Kalamazoo College's Student Newspaper
By Emily Townsend Editor-in-chief
On the second floor of Woodward Elementary, a fifth grade classroom is decorated with college flags. Spartan, Bronco, Chips and Wolverine paraphernalia hang from the ceiling. All students at Woodward share one common gift.
The school is a part of Kalamazoo Public Schools (KPS). Every student that attends KPS for at least four years, graduates from a KPS high school and lives in Kalamazoo city limits is eligible for the Kalamazoo Promise: a seven-year-old program that ensures students partial to full college tuition.
Jensen Sprowl ’13 has volunteered at Woodward for four years as a classroom tutor, art room assistant and recess supervisor. She thinks the Promise is an important part of the educational system.
“You hear [Woodward] kids talking about college, where you might have not without the Promise,” Sprowl said.
On Sept. 13, the Kalamazoo Promise was featured in the The New York Times magazine. The article and photo spread drew national attention to Kalamazoo as a community experimenting with free education as a solution to urban plight.
The Promise was announced in 2005 and came as a donation from multiple anonymous donors. In 2004, according to the Upjohn Research Institute, KPS enrollment reached an all-time low, part of downward trend from 1985. Since the announcement in 2005, enrollment numbers have spiked from just over 10,000 students to nearly 13,000 students.
Sprowl is now a Civic Engagement Scholar for a Woodward tutoring program through the Mary Jane Underwood Stryker Institute for Service-Learning. She said the tutoring program has 35 to 40 participants at Woodward this fall quarter.
Sprowl coordinates teachers and K students’ schedules, and facilitates tutor reflections with the other Woodward CES, Kacey Cook. She considers the reflections to be integral to the process.
“We talk about the [Woodward] students and our work. We ask: What’s the context in social justice, society, and just the big picture?” she said. “We encourage K students to talk to the kids about their college experience. We’re role models, representing stability. We have boundaries. We’re not friends, but we’re friendly.”
Despite the overwhelming community support the Kalamazoo Promise receives, including the Woodward tutoring program, the scholarship still faces setbacks. Only students who attend kindergarten through twelfth grade will receive their college education in full. The Promise does not cover room and board fees, nor does it offer assistance at private colleges like K.

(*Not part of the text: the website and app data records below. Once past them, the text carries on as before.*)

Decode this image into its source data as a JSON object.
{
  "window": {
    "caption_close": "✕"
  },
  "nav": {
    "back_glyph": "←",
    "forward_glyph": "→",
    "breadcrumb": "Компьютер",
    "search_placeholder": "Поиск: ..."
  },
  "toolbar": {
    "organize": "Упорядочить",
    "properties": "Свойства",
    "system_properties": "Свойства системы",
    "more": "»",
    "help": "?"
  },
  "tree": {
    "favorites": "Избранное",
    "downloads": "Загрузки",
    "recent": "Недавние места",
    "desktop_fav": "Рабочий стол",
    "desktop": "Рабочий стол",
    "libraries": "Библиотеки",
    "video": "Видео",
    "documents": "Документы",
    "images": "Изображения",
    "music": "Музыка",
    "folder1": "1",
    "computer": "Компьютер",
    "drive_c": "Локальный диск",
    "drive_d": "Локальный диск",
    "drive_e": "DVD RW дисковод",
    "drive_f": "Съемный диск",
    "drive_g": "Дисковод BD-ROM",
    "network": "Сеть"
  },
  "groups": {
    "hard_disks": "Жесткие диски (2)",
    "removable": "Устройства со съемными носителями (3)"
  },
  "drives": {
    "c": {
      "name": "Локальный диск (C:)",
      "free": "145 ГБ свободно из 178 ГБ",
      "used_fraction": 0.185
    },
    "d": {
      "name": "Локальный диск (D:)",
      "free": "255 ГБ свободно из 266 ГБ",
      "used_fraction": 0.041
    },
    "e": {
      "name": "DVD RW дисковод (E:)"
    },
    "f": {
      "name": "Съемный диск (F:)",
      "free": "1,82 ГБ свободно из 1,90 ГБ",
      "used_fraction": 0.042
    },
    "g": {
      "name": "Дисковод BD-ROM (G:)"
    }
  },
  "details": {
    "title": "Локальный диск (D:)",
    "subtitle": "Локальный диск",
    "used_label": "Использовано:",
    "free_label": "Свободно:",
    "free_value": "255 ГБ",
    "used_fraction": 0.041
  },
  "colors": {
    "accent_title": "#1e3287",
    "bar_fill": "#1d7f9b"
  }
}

Even with the extra incentive the Promise presents, Woodward faculty, like most public school teachers in America, are still overworked. Sprowl said she can’t imagine how hard they work.
“Woodward has a lot of young, tight knit, supportive teachers. They work extremely hard and are investing their own extra money into classroom supplies,” Sprowl added.
On Oct. 8 there will be a first year forum in the Trowbridge Lounge, open to the public, where different service learning programs will be discussing the Kalamazoo public school system and the Kalamazoo Promise.